■ Data for review:
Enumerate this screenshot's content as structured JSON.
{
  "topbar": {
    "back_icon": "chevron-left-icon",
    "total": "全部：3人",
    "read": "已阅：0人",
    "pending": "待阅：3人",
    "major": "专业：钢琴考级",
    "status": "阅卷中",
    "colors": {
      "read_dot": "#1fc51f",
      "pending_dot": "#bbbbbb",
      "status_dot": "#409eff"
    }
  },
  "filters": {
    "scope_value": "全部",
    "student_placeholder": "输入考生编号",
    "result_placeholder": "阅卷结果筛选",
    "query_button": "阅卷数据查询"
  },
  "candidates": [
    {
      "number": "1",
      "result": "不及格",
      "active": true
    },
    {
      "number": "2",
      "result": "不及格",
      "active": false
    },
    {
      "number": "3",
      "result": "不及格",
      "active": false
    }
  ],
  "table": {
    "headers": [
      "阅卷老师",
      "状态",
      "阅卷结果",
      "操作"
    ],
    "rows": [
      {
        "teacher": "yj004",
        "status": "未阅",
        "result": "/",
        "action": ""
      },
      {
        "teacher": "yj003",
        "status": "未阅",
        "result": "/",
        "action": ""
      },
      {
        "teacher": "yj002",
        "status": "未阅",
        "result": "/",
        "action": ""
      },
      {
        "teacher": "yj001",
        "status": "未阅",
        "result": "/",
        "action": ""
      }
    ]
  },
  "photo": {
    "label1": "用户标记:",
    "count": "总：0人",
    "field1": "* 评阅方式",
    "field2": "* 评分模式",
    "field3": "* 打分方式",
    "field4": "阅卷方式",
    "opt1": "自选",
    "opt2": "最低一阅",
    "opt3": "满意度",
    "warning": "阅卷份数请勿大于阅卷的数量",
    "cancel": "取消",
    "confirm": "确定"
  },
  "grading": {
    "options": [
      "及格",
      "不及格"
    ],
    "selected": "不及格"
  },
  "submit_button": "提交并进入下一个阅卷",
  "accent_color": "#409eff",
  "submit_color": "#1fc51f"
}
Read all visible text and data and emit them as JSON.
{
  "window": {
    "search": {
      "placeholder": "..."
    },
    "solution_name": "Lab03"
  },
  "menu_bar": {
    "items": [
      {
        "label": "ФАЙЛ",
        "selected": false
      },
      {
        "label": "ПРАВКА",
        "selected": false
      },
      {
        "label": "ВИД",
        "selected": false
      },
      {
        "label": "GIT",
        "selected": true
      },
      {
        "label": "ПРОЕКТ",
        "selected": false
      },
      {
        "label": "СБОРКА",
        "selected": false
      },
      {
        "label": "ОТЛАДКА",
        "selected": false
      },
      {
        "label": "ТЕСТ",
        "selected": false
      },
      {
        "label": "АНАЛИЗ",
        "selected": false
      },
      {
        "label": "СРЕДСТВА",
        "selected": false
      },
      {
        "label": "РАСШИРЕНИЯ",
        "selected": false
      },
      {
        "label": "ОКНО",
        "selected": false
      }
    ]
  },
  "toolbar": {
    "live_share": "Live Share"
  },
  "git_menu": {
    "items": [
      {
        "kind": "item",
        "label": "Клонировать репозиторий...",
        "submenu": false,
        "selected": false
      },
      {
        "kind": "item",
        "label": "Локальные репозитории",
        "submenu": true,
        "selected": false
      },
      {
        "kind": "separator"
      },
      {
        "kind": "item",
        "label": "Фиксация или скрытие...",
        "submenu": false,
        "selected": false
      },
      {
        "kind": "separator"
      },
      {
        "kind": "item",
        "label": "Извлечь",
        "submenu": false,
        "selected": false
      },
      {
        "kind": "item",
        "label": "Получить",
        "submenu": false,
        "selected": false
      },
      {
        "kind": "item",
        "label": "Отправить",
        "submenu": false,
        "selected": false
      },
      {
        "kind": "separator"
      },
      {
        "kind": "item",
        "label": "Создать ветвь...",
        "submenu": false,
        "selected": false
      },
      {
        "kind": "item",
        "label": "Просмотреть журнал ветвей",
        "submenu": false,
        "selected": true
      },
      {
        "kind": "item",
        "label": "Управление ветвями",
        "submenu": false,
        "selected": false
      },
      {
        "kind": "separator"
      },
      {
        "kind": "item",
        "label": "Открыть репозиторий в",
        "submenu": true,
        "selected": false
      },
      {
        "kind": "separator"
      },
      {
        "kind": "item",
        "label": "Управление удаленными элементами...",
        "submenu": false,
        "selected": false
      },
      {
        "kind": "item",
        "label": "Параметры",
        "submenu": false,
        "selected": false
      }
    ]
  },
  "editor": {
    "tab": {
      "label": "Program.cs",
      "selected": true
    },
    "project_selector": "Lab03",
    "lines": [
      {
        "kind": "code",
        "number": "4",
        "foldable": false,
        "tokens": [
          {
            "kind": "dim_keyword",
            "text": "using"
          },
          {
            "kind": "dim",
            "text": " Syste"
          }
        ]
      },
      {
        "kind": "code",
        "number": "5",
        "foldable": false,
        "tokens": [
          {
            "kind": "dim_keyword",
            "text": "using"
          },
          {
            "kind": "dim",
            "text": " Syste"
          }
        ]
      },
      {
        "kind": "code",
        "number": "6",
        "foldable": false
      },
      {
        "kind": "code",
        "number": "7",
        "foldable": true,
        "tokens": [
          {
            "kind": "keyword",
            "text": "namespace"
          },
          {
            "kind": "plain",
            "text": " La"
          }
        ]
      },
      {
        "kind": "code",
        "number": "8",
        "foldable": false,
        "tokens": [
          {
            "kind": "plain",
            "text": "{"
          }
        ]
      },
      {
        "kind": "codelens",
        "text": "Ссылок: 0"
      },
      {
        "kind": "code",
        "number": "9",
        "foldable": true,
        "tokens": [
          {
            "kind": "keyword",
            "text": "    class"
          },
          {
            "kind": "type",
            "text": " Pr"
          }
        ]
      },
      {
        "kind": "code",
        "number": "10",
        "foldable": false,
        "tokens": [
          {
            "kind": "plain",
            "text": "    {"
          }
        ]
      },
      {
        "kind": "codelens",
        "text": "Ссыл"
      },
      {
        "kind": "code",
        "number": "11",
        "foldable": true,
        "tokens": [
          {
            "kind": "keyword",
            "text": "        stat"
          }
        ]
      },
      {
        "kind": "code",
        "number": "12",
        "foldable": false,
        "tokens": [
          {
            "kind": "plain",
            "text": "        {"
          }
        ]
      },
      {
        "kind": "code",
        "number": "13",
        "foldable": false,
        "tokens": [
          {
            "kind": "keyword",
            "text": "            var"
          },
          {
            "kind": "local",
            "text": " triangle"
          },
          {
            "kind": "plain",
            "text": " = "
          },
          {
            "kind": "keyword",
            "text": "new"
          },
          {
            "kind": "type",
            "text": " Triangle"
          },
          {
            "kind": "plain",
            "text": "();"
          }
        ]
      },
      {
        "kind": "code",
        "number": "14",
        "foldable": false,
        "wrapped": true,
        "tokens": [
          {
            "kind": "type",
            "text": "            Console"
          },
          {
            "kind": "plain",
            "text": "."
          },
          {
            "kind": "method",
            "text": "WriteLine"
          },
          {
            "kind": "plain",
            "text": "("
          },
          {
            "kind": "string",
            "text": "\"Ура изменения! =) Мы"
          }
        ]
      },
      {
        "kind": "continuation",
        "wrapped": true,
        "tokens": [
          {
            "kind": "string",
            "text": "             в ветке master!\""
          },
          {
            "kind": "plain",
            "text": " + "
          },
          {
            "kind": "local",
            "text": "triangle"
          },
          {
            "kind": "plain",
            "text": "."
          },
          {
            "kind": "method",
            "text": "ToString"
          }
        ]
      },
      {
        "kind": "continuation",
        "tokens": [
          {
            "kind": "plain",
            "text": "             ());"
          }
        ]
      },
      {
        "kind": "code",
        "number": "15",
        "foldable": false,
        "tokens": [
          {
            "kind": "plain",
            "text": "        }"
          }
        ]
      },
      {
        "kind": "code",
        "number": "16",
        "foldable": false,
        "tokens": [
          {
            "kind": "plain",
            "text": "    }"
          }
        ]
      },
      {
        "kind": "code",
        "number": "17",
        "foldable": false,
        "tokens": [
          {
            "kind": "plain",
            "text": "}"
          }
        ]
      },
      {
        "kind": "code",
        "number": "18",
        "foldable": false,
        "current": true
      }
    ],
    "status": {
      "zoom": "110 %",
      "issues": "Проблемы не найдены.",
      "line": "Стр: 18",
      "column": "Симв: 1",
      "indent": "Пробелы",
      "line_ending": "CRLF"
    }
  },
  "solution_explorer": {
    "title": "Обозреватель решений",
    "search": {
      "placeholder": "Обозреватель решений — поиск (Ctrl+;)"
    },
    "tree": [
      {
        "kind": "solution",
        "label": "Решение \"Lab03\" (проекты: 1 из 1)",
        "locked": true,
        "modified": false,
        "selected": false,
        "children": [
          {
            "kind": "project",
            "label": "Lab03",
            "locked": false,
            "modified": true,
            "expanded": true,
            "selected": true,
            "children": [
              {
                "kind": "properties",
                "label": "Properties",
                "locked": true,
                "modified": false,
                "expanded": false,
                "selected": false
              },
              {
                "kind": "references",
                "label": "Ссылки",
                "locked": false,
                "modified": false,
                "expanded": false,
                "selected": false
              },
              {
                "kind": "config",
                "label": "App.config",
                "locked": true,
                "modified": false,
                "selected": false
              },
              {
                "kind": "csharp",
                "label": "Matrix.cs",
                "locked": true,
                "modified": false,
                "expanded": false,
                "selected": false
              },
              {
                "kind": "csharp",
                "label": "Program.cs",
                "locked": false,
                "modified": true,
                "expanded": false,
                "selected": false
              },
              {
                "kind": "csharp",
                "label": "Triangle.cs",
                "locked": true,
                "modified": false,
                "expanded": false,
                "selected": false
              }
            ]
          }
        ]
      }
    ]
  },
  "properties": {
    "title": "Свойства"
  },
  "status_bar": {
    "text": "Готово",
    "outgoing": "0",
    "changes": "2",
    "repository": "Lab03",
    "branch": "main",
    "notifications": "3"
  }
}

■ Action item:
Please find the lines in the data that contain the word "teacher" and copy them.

■ Response to this exercise:
        "teacher": "yj004",
        "teacher": "yj003",
        "teacher": "yj002",
        "teacher": "yj001",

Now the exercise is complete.